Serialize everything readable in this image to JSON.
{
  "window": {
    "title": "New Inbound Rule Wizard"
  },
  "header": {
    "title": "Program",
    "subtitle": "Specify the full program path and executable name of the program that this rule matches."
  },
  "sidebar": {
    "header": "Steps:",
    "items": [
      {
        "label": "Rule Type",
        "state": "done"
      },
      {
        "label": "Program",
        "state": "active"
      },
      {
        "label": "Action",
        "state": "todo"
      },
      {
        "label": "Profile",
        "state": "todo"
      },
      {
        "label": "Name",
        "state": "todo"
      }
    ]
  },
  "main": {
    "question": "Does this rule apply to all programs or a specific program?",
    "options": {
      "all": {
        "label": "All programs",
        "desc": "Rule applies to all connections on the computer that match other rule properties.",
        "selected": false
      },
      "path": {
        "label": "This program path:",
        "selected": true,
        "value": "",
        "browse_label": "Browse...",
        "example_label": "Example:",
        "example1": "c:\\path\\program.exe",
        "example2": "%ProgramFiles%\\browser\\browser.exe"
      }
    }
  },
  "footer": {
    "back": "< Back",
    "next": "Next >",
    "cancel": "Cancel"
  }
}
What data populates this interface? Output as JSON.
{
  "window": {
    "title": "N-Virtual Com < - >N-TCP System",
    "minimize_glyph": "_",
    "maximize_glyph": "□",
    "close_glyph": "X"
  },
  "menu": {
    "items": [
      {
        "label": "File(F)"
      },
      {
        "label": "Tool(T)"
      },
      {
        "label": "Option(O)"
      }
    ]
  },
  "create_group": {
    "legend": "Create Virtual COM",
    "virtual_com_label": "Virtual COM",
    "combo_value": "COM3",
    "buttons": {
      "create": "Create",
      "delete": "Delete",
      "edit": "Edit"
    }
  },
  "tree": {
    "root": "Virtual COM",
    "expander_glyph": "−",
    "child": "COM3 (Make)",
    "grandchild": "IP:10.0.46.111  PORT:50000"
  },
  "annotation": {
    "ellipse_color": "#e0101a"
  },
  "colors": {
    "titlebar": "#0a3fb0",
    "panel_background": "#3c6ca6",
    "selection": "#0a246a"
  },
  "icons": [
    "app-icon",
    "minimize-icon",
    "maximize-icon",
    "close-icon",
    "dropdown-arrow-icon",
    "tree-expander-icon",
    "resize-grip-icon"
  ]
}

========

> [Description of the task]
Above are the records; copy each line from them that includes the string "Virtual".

> [Answer area]
    "title": "N-Virtual Com < - >N-TCP System",
    "legend": "Create Virtual COM",
    "virtual_com_label": "Virtual COM",
    "root": "Virtual COM",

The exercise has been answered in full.